Economic forecasters are lining up to predict that the government is set to miss the target. The Institute for Fiscal Studies (IFS) predicts the shortfall will be £16-27bn; Citigroup’s estimated overshoot is £40-50bn. The IFS has urged the government to ditch a target it sees as a poor measure of financial sustainability. The Chancellor should resist these calls on economic, moral and political grounds.
Britain has a public spending problem that is pushing government debt into the economic danger zone. According to the OECD, UK public spending between 2000 and 2010 rose by 14 per cent of GDP. It remains a fraction below the debt-wracked Eurozone average. There is a correlation between high levels of public spending and sluggish growth. But the worrying evidence relates to the economic impact of total debt that flows from higher interest rates, loss of market confidence, crowding out the private sector, and more vulnerability to crises.
A 2010 report for the International Monetary Fund (IMF) found that a 10 per cent increase in debt to GDP slows growth by 0.2 per cent per year and, when debt hits 90 per cent of GDP, growth suffers in advanced economies by an average of 1.3 per cent per year.
How close is Britain to the danger zone? According to the IMF, this year UK gross government debt hit 89 per cent of GDP – with net debt at 84 per cent. It has doubled over ten years, a trajectory which, if unchecked, will fly past the 90 per cent tipping point within 12 months. The target may be artificial, but the reality remains dire.
There is a compelling moral dimension, too. In 2010, the National Institute for Economic and Social Research estimated that total UK public debt was the equivalent of leaving each child growing up today with a tax bill of £200,000. Such unfairness dwarfs the current gripes over cuts. Likewise, aside from the political embarrassment of abandoning a key economic benchmark, the public at large will not understand how a five year austerity programme can lead to exponentially rising debt.

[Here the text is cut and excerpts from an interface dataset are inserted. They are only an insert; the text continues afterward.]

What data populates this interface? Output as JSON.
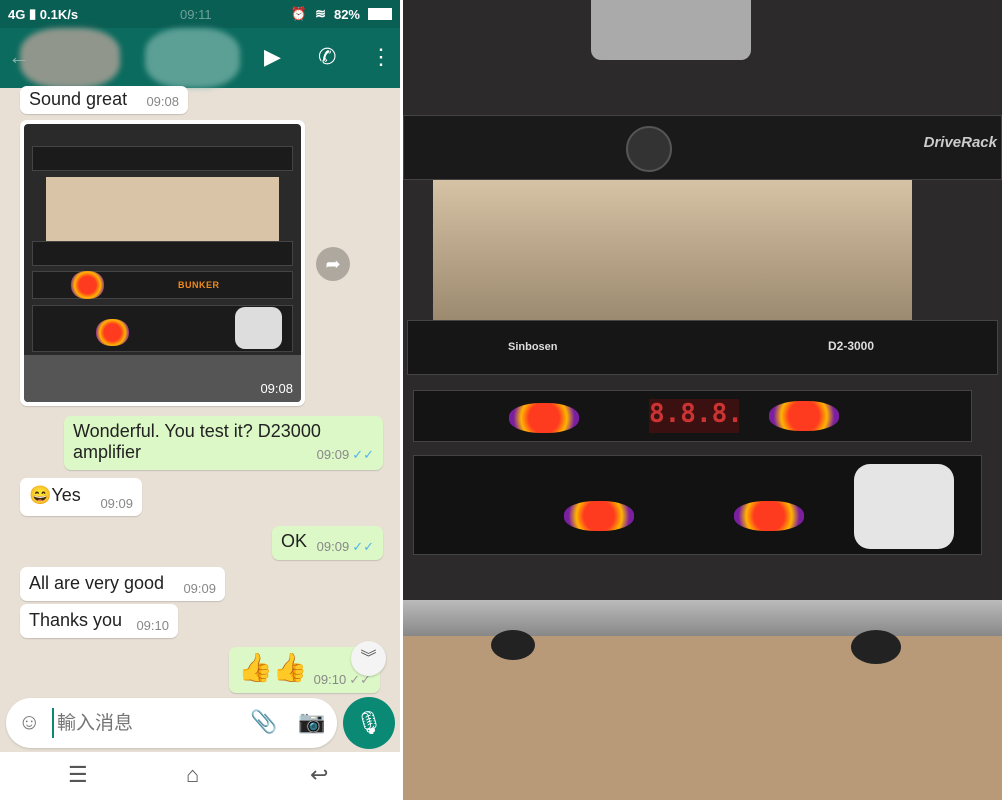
{
  "status_bar": {
    "network": "4G",
    "speed": "0.1K/s",
    "time": "09:11",
    "battery": "82%"
  },
  "header": {
    "icons": [
      "back-arrow-icon",
      "video-call-icon",
      "phone-icon",
      "more-vert-icon"
    ]
  },
  "messages": [
    {
      "dir": "in",
      "text": "Sound great",
      "time": "09:08"
    },
    {
      "dir": "in",
      "type": "image",
      "time": "09:08"
    },
    {
      "dir": "out",
      "text": "Wonderful. You test it? D23000 amplifier",
      "time": "09:09"
    },
    {
      "dir": "in",
      "text": "😄Yes",
      "time": "09:09"
    },
    {
      "dir": "out",
      "text": "OK",
      "time": "09:09"
    },
    {
      "dir": "in",
      "text": "All are very good",
      "time": "09:09"
    },
    {
      "dir": "in",
      "text": "Thanks you",
      "time": "09:10"
    },
    {
      "dir": "out",
      "text": "👍👍",
      "time": "09:10"
    }
  ],
  "input": {
    "placeholder": "輸入消息"
  },
  "photo": {
    "amp_brand": "Sinbosen",
    "amp_model": "D2-3000",
    "pdu_brand": "BUNKER",
    "pdu_display": "8.8.8.",
    "dsp_brand": "DriveRack"
  },
  "colors": {
    "header": "#0a6b5e",
    "outgoing": "#dcf8c6",
    "accent": "#0a8a74",
    "tick": "#4fb6ec"
  }
}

How should the target be met? We could learn from the experiences of Mark Carney, the new Canadian governor of the Bank of England. Canada cut its deficit in the 1990s by questioning whole areas of government activity – rather than merely salami-slicing budgets. The UK government still has ample scope to adopt a similar approach.
Britain has twenty central government departments that inflate capital and administration costs. The US has 15 federal departments, Germany has 14. Even high-spending social democracies like Denmark and Sweden have fewer ministries than we do. Options for consolidation include merging the two environmental departments, dovetailing the Department for International Development back into the Foreign & Commonwealth Office, abolishing the Department for Business, Innovation and Skills (hiving essential programme spending into the Treasury), and cutting the Government Equalities Office (which duplicates the Equalities and Human Rights Commission).
These modest measures alone would save up to £20bn each year and enable the government to spare frontline public services and avoid harming the economic recovery. As the number of government ministers shrank, coalition politicians would also be in a stronger position to cajole the public with its signature theme tune that “we are all in this together”.
Beyond Whitehall, bringing troops home from Afghanistan a year early would save £3.6bn. If EU budget negotiations led to the repatriation of the ‘structural funds’ to help poorer regions, the UK would save another £3.5bn per year.
This way, the government could start to tackle the debt, not just the deficit, and create enough headroom to deliver a cut in business taxes that would boost growth and generate revenue, sparking a virtuous economic cycle.
The public recognises that turning government debt around is like an oil tanker reversing course. But, five years is long enough for even the bulkiest of carriers to change course.
Dominic Raab is the Conservative MP for Esher & Walton.